▶ [Required action]:
Within the records, which lines hold the string "number"? Report each one by copying it.

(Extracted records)

......

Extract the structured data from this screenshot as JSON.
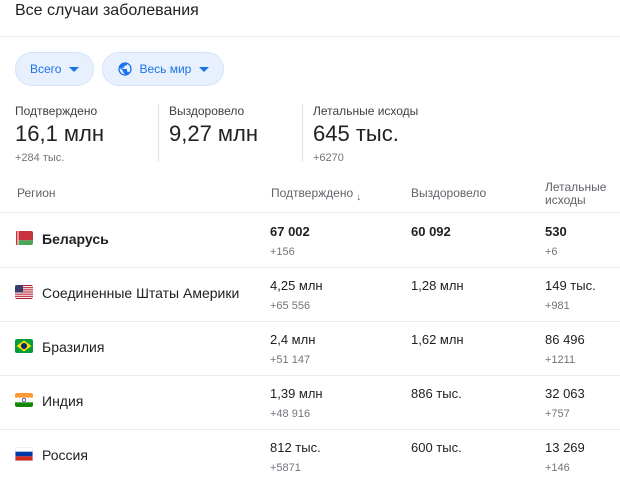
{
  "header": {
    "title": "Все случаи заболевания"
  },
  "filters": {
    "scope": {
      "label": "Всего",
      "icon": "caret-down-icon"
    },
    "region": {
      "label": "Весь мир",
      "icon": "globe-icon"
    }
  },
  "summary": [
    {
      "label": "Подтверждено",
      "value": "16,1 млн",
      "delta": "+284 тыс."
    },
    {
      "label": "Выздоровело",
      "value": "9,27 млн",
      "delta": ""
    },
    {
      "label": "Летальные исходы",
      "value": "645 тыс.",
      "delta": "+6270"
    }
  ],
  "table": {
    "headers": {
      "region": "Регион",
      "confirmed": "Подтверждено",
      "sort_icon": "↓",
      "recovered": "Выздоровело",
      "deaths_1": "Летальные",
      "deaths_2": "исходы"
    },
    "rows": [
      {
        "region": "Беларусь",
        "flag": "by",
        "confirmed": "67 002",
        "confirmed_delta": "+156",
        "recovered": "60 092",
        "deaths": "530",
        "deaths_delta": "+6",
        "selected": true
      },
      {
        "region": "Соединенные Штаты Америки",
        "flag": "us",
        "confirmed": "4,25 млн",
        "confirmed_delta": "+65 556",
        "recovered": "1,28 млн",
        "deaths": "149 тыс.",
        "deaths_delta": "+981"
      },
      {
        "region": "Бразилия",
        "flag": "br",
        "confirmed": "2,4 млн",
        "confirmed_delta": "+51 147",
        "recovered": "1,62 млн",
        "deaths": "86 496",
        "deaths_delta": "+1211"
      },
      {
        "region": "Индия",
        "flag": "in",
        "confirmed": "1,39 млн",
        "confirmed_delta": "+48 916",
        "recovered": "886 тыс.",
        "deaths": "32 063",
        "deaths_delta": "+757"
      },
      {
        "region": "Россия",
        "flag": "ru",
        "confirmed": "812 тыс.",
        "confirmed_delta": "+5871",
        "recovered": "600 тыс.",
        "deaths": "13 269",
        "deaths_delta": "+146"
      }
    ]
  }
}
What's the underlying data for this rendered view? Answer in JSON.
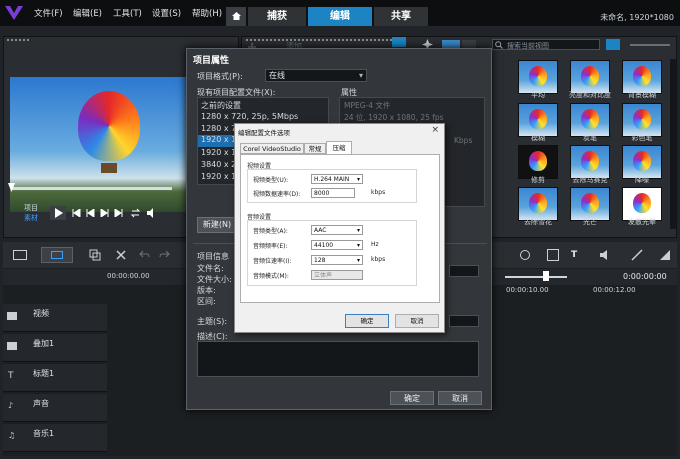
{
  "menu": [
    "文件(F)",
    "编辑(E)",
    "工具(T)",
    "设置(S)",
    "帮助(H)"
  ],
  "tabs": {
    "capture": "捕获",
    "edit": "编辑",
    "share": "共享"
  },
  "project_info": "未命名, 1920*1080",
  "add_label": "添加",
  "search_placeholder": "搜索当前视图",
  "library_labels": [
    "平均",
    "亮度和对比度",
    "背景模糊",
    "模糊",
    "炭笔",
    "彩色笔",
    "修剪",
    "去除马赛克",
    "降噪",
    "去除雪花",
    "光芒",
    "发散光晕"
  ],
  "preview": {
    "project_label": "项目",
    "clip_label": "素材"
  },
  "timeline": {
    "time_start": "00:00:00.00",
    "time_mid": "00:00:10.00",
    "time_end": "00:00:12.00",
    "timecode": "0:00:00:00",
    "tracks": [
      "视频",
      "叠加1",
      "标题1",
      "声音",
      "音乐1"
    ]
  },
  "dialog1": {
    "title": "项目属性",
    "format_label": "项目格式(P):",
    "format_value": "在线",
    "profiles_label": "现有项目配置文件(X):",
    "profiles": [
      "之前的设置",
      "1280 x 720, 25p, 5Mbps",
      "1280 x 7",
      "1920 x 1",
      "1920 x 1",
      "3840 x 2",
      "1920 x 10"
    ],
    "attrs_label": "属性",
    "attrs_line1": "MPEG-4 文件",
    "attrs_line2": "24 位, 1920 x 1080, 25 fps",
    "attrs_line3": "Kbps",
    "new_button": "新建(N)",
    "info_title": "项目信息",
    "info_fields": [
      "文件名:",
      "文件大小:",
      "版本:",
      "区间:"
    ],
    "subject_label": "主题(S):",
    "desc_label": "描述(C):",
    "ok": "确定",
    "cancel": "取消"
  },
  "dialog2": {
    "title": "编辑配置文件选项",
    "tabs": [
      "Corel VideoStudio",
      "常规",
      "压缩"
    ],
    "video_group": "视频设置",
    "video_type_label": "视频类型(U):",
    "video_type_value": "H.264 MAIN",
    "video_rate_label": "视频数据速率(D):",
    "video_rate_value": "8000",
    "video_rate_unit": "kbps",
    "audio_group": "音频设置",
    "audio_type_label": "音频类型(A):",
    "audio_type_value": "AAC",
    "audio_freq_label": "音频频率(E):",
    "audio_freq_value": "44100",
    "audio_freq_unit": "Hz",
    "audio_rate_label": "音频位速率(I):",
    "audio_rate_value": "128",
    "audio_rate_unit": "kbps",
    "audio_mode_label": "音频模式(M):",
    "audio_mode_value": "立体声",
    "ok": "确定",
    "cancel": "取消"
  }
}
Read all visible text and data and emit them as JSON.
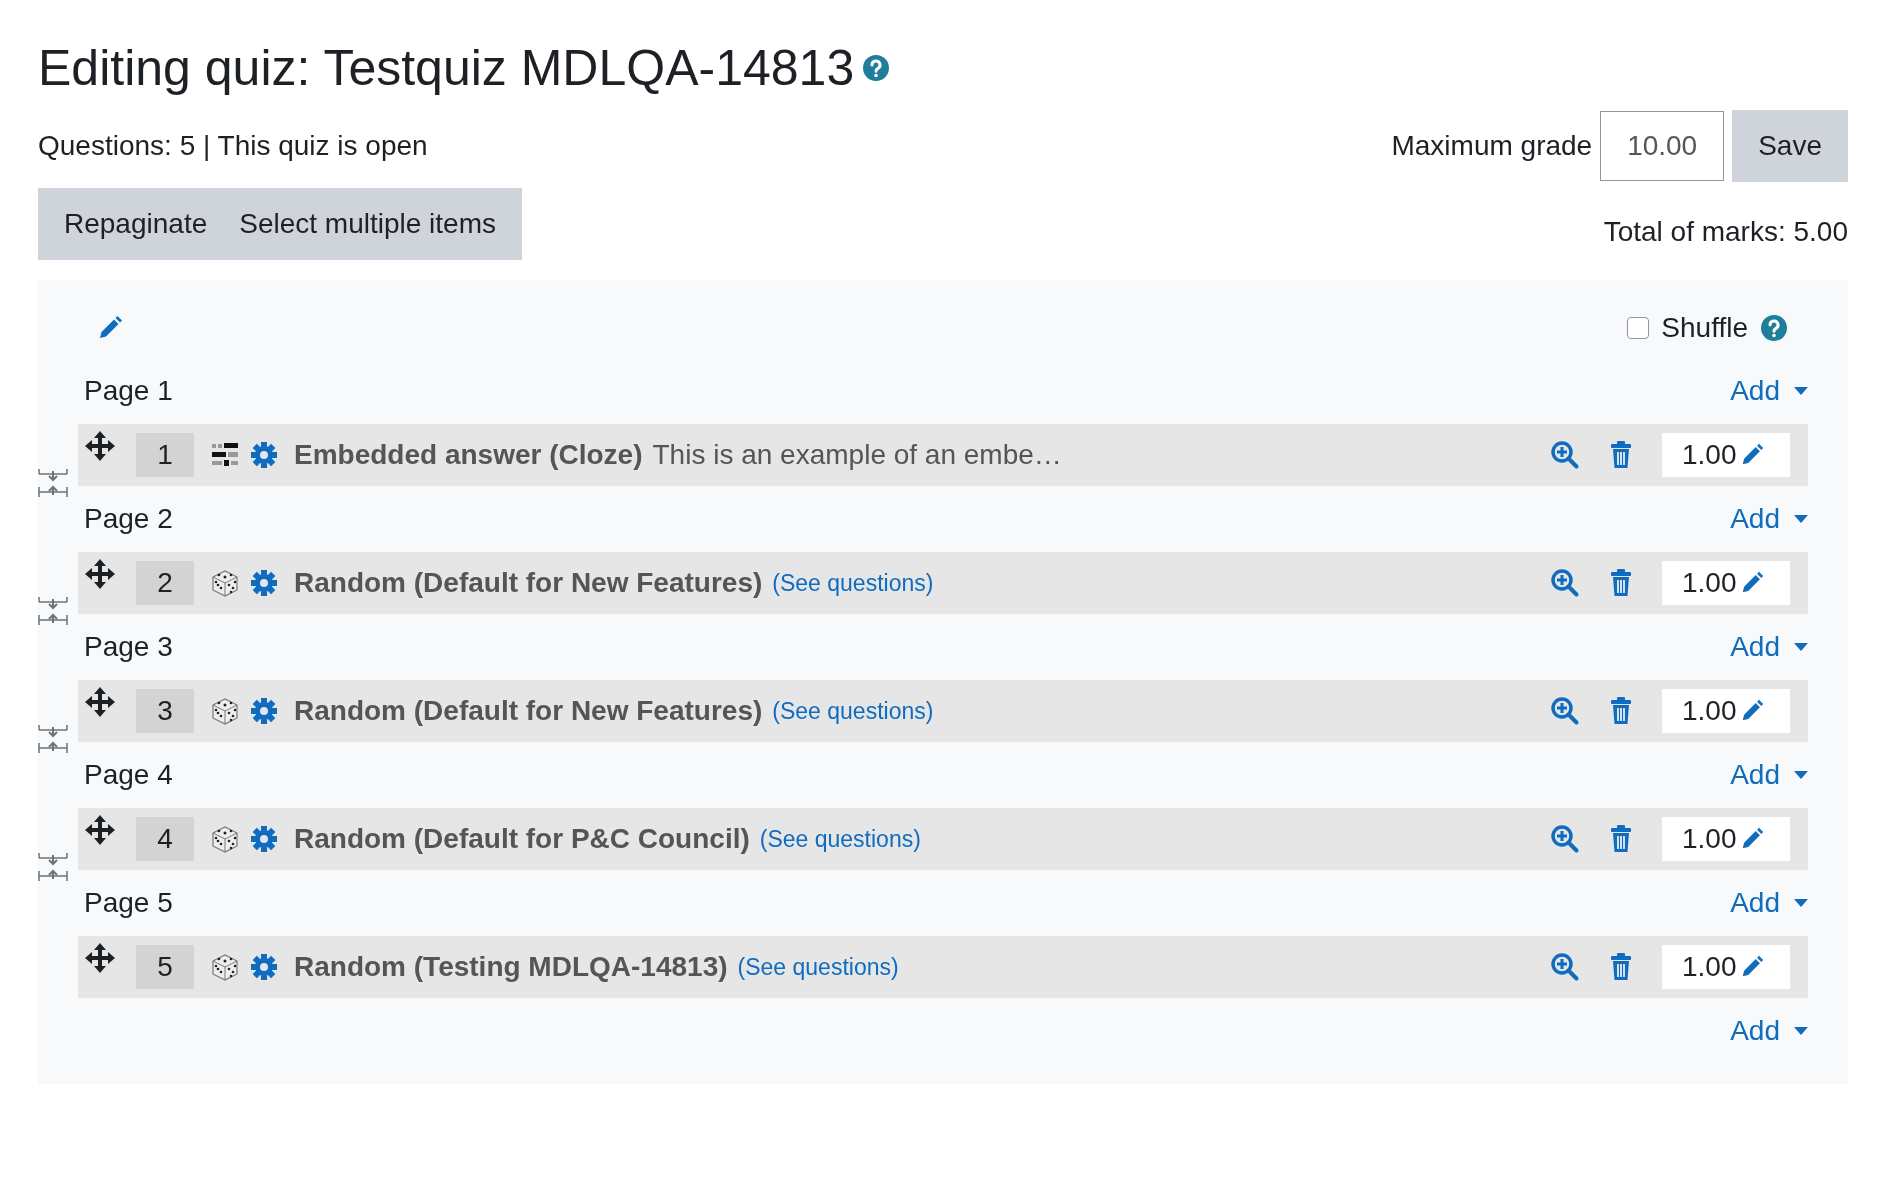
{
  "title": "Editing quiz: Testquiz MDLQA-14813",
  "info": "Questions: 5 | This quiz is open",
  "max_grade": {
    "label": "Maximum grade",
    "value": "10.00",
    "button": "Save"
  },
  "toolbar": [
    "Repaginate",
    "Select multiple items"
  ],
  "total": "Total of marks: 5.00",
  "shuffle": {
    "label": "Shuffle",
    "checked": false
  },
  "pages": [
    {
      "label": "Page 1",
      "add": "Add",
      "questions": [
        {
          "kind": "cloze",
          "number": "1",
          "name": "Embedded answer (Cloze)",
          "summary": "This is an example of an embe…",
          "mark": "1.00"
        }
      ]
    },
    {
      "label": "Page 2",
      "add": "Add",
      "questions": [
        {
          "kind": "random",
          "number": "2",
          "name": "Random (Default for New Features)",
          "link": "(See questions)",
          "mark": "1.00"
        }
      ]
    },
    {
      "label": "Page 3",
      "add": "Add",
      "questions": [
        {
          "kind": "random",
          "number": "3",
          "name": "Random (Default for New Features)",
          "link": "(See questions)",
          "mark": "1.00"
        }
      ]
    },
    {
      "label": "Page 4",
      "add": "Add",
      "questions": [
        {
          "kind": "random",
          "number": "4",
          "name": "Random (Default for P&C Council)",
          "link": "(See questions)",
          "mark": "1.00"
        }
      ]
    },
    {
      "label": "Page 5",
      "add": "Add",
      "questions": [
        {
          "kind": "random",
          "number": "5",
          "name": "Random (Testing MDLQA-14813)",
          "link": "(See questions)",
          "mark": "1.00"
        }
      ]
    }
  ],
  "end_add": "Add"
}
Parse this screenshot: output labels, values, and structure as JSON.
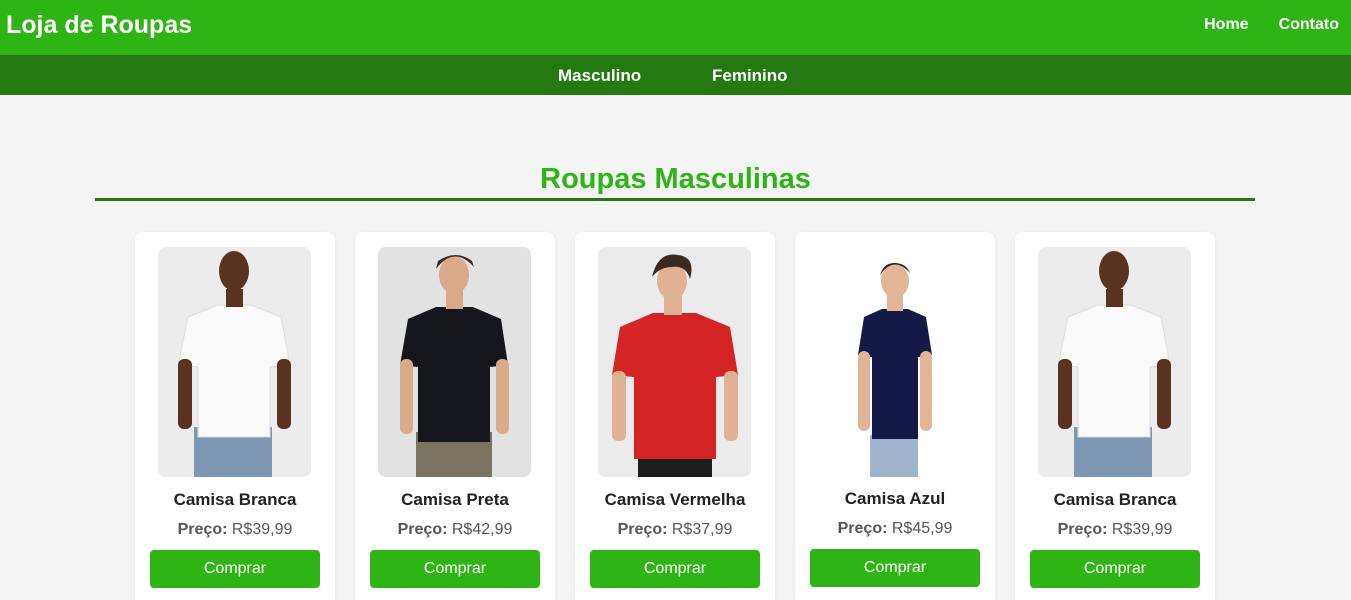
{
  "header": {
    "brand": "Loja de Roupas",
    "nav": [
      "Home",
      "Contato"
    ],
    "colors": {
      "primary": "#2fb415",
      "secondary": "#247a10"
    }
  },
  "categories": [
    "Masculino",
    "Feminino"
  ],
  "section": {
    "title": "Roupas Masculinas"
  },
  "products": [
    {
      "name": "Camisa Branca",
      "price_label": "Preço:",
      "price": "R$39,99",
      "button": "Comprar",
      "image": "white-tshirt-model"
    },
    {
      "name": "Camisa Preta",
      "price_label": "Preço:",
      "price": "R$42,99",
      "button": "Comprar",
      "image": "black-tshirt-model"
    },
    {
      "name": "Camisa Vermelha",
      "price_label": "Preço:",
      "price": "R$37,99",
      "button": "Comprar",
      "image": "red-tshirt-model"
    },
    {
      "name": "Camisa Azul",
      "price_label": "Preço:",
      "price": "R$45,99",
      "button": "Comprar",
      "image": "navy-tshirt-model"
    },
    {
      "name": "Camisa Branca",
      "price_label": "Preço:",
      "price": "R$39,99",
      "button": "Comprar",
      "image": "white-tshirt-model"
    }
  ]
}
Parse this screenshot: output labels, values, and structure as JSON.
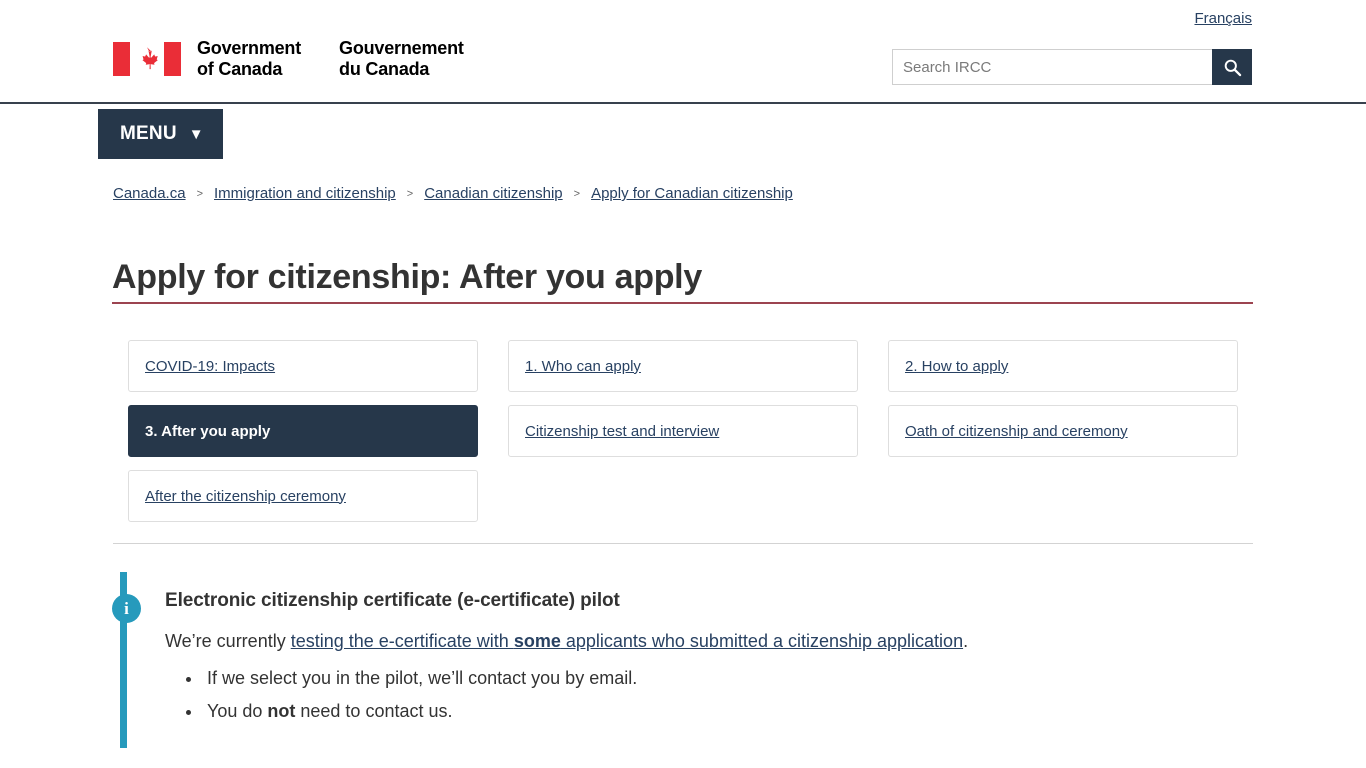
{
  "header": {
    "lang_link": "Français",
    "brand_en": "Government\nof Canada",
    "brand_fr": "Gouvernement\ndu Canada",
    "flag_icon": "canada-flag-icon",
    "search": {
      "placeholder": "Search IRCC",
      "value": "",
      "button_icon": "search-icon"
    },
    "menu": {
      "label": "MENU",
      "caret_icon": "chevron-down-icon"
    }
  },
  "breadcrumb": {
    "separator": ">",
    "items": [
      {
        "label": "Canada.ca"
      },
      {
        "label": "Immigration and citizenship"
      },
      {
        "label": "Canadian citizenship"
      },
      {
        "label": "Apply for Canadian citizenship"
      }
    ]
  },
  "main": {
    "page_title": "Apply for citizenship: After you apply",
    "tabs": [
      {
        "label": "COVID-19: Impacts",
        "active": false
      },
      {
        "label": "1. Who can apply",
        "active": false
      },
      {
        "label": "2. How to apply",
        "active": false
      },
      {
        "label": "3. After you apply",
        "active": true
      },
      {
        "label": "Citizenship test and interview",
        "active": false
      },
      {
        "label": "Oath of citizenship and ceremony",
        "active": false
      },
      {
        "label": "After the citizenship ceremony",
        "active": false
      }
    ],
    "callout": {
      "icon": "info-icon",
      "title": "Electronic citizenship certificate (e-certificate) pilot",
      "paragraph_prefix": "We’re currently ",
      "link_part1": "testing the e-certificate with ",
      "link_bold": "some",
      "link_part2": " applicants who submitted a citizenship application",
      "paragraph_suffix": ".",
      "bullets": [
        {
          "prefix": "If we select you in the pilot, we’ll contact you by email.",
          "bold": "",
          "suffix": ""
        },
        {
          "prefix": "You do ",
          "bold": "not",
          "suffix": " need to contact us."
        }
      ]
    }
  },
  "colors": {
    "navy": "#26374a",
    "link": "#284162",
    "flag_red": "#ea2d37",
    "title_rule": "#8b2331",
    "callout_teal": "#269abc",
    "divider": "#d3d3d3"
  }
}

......

▶ [Answer below]:
          "number": "1",
          "number": "2",
          "number": "3",
          "number": "4",
          "number": "5",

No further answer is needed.